[What you will do]: Please return the data that follows precisely as written, but without the images.

============================================================

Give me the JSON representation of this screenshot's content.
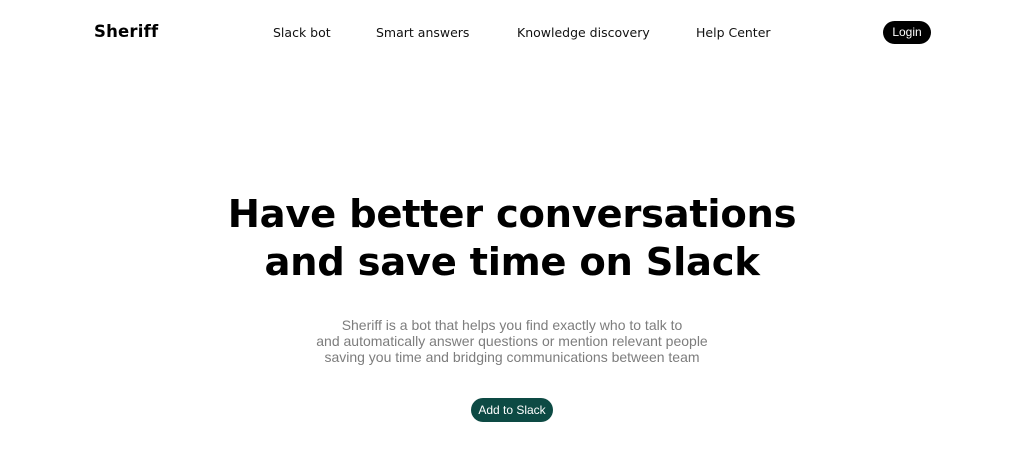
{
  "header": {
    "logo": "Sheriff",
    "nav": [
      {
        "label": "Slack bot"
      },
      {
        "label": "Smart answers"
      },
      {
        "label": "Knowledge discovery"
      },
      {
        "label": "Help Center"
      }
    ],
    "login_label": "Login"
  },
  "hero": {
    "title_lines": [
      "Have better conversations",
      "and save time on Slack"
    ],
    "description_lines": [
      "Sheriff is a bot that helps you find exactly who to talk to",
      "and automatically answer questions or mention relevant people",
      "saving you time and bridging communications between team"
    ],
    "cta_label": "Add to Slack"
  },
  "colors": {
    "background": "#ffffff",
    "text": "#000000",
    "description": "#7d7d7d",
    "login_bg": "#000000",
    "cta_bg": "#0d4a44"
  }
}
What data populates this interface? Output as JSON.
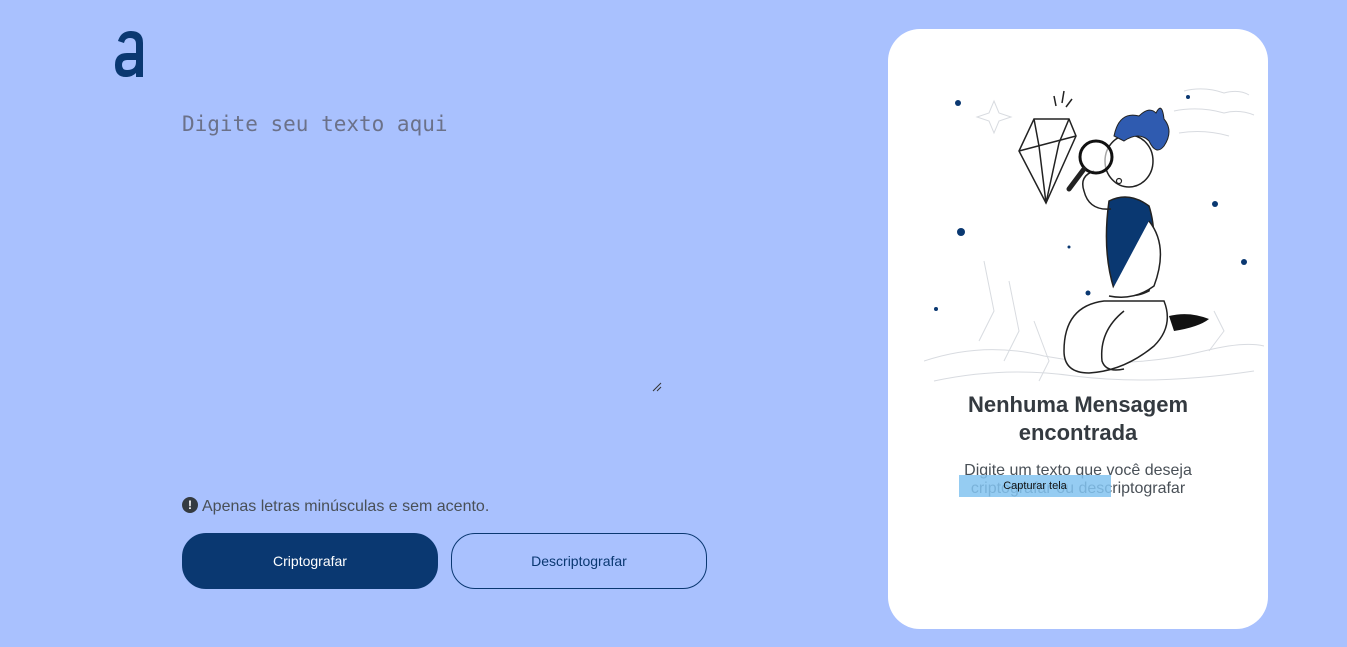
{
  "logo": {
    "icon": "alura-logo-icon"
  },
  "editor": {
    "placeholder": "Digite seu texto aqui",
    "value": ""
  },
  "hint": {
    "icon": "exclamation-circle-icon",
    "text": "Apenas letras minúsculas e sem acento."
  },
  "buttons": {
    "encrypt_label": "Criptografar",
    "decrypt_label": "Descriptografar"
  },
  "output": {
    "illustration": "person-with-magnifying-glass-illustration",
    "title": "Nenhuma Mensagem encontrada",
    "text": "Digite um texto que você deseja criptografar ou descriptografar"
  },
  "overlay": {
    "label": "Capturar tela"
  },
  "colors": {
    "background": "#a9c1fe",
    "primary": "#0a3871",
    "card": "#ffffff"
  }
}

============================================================

[Output below]:
Give me the JSON representation of this screenshot's content.
{
  "header": {
    "logo": "Sheriff",
    "nav": [
      {
        "label": "Slack bot"
      },
      {
        "label": "Smart answers"
      },
      {
        "label": "Knowledge discovery"
      },
      {
        "label": "Help Center"
      }
    ],
    "login_label": "Login"
  },
  "hero": {
    "title_lines": [
      "Have better conversations",
      "and save time on Slack"
    ],
    "description_lines": [
      "Sheriff is a bot that helps you find exactly who to talk to",
      "and automatically answer questions or mention relevant people",
      "saving you time and bridging communications between team"
    ],
    "cta_label": "Add to Slack"
  },
  "colors": {
    "background": "#ffffff",
    "text": "#000000",
    "description": "#7d7d7d",
    "login_bg": "#000000",
    "cta_bg": "#0d4a44"
  }
}
What data populates this interface? Output as JSON.
{
  "logo": {
    "icon": "alura-logo-icon"
  },
  "editor": {
    "placeholder": "Digite seu texto aqui",
    "value": ""
  },
  "hint": {
    "icon": "exclamation-circle-icon",
    "text": "Apenas letras minúsculas e sem acento."
  },
  "buttons": {
    "encrypt_label": "Criptografar",
    "decrypt_label": "Descriptografar"
  },
  "output": {
    "illustration": "person-with-magnifying-glass-illustration",
    "title": "Nenhuma Mensagem encontrada",
    "text": "Digite um texto que você deseja criptografar ou descriptografar"
  },
  "overlay": {
    "label": "Capturar tela"
  },
  "colors": {
    "background": "#a9c1fe",
    "primary": "#0a3871",
    "card": "#ffffff"
  }
}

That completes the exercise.